DEB: Here’s the short version:
Kid who likes to draw>art lessons>BFA>designer>art director>filmmaker>author/illustrator picture books>graphic novelist.
Here’s the long version:
I’ve always liked to put words and pictures together. When I was an art director in advertising, I drew many, many storyboards for commercials. I did a short film and noticed people liked the storyboard at least as much as the finished film. After seeing my film, a friend who worked at Scholastic encouraged me to try a picture book. I started with picture books aimed at six and seven-year-olds, although I felt my stories were really meant for older kids because at that time the age 8 and up group would only read chapter books. When graphic novels took off, I suddenly saw how I could use my visual storytelling skills with older kids. I really was excited by what indie comic publishers were producing, and comics I saw from Europe.

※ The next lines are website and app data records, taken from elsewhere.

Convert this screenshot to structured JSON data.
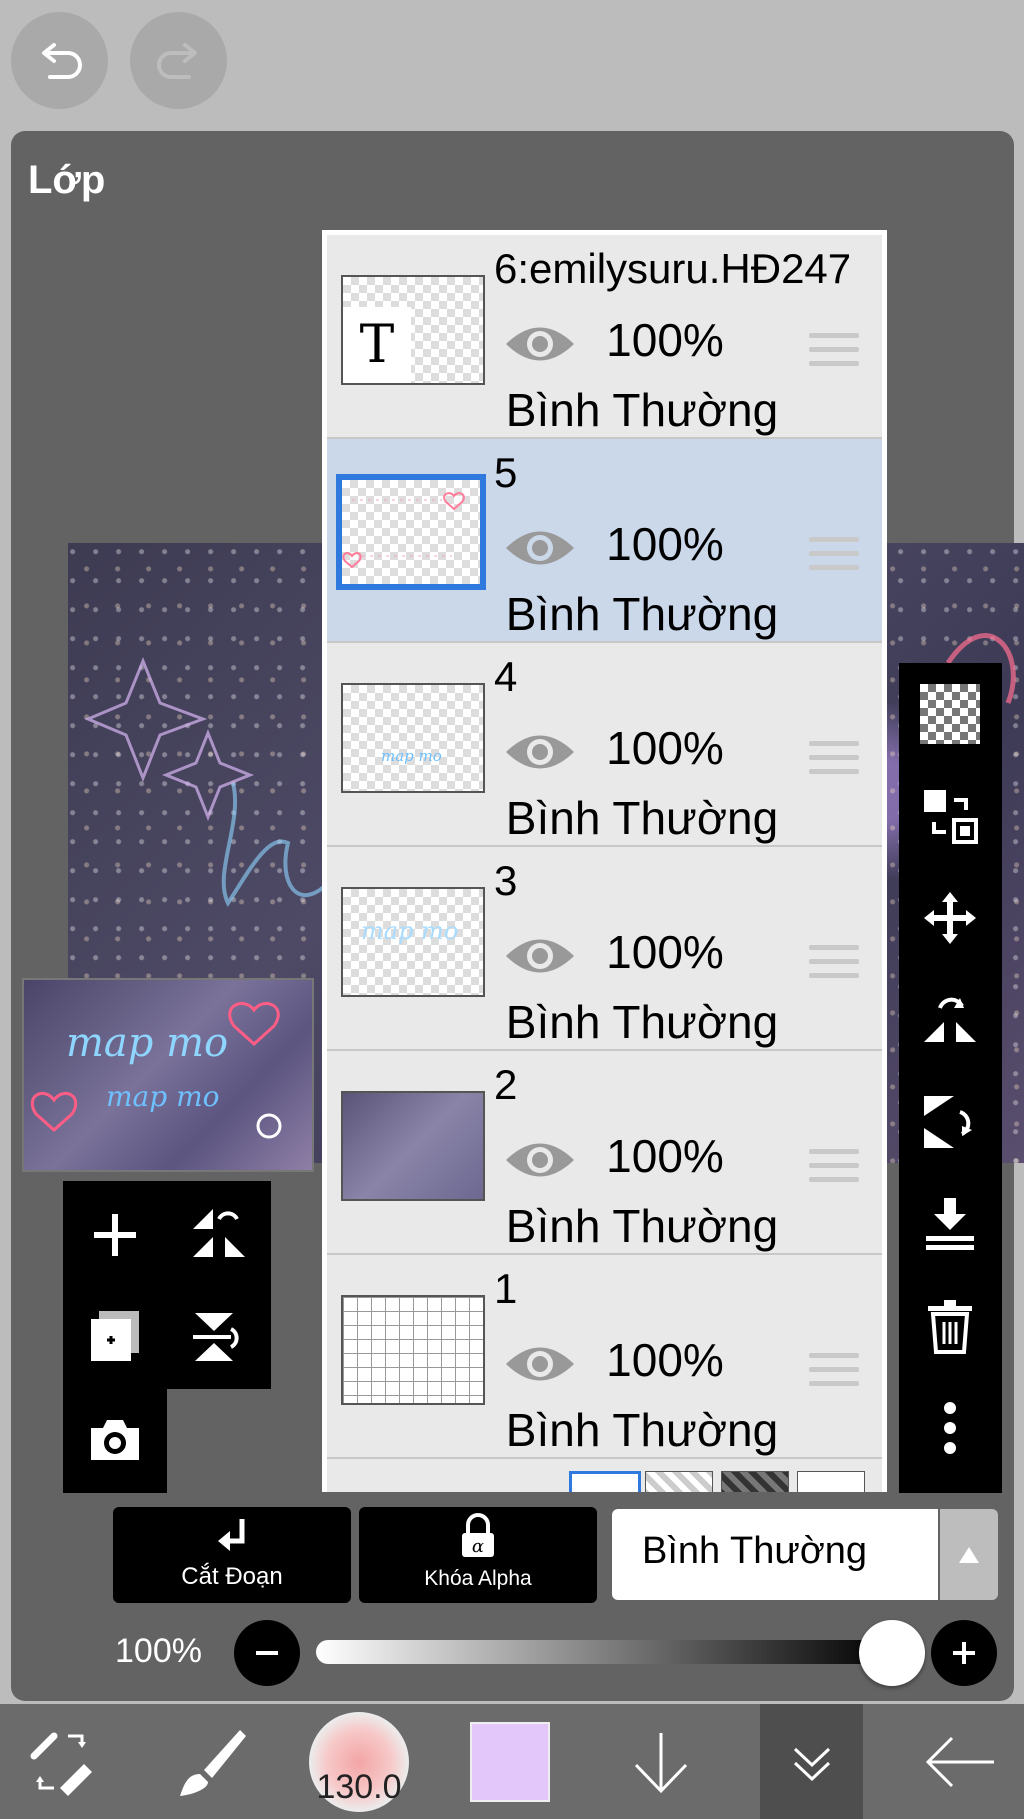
{
  "header": {
    "undo_icon": "undo-icon",
    "redo_icon": "redo-icon"
  },
  "panel": {
    "title": "Lớp"
  },
  "layers": [
    {
      "name": "6:emilysuru.HĐ247",
      "opacity": "100%",
      "mode": "Bình Thường",
      "thumb": "text",
      "selected": false
    },
    {
      "name": "5",
      "opacity": "100%",
      "mode": "Bình Thường",
      "thumb": "transparent",
      "selected": true
    },
    {
      "name": "4",
      "opacity": "100%",
      "mode": "Bình Thường",
      "thumb": "transparent",
      "selected": false
    },
    {
      "name": "3",
      "opacity": "100%",
      "mode": "Bình Thường",
      "thumb": "transparent",
      "selected": false
    },
    {
      "name": "2",
      "opacity": "100%",
      "mode": "Bình Thường",
      "thumb": "photo",
      "selected": false
    },
    {
      "name": "1",
      "opacity": "100%",
      "mode": "Bình Thường",
      "thumb": "grid",
      "selected": false
    }
  ],
  "thumb_text": {
    "layer6_glyph": "T",
    "layer4_text": "map mo",
    "layer3_text": "map mo"
  },
  "preview": {
    "line1": "map mo",
    "line2": "map mo"
  },
  "buttons": {
    "clip_label": "Cắt Đoạn",
    "alpha_label": "Khóa Alpha"
  },
  "blend": {
    "value": "Bình Thường"
  },
  "opacity": {
    "label": "100%",
    "value": 1.0
  },
  "brush": {
    "size": "130.0"
  },
  "colors": {
    "current": "#e3c7fb",
    "accent": "#2f78dd",
    "selected_row": "#cbd8ea"
  }
}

It took me a while before I had the courage to commit to the number of years it takes to do a graphic novel on spec. The number of drawings that goes into a 180 page book is daunting. Once I jumped off that cliff, I really got into the long format and developing the characters over many, many pages. I also love how, in comics, you can see inside all the characters’ heads. Even the ones that don’t speak.
A few years into my own experimentation, I realized I needed to know more about the comic form. I took workshops in NYC with people like Danny Fingeroth, Peter Kuper, and Dean Haspiel. I went over and introduced myself to a guy I heard talking about comics in a coffee shop. Chris Duffy turned out to be a comic book editor and has given me lots of useful advice. I think I asked each of them how to change setting within an ongoing sequence. Finally, I had a pitch that I thought worked. I reached out and got a great agent who was working with other author/artists. Funnily enough, I ended up getting the lead that led to The Lunch Witch being published by doing a little research and sending out a postcard to the publisher. My agent then negotiated the contract for me.
So I’ve managed to get my toe in the door of comics, now I have to get my whole foot in. You’ll find me at home working on The LunchWitch, Book Two, and a couple of new things, too.
DEB: I have a thing for White Out. I like that it is so viscous. I like that it was created to erase mistakes. I like to make mistakes in my work and fix them later because it allows me to approach the paper without fear. The same is true for Command Z.
3. Who else should we look at?
DEB: Chris Duffy, Summer Pierre, and Gabrielle Bell.
ArtBlog: Thank you so much, Deb, for taking the time to talk to us. We love your work!